• **Work to be completed**
Restate all the data word for word and omit the pictures.

• **Records shown**
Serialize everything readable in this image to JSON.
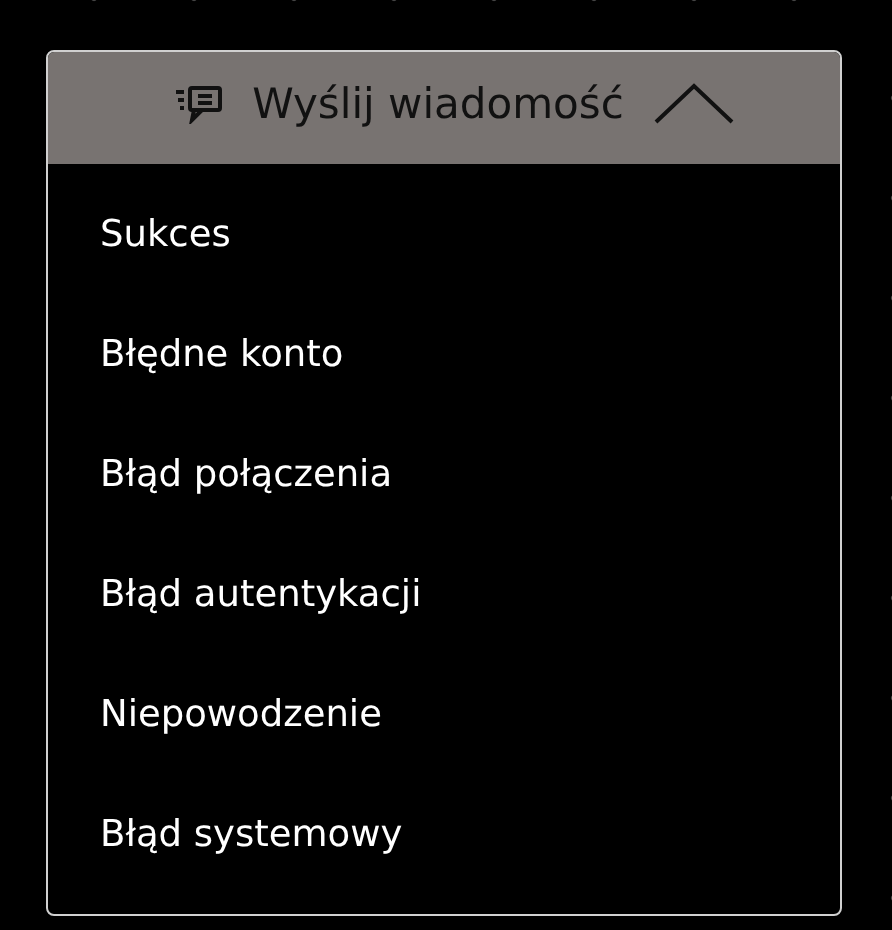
{
  "dropdown": {
    "label": "Wyślij wiadomość",
    "expanded": true,
    "items": [
      {
        "label": "Sukces"
      },
      {
        "label": "Błędne konto"
      },
      {
        "label": "Błąd połączenia"
      },
      {
        "label": "Błąd autentykacji"
      },
      {
        "label": "Niepowodzenie"
      },
      {
        "label": "Błąd systemowy"
      }
    ]
  }
}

• **Completed exercise**
Serialize everything readable in this image to JSON.
{
  "dropdown": {
    "label": "Wyślij wiadomość",
    "expanded": true,
    "items": [
      {
        "label": "Sukces"
      },
      {
        "label": "Błędne konto"
      },
      {
        "label": "Błąd połączenia"
      },
      {
        "label": "Błąd autentykacji"
      },
      {
        "label": "Niepowodzenie"
      },
      {
        "label": "Błąd systemowy"
      }
    ]
  }
}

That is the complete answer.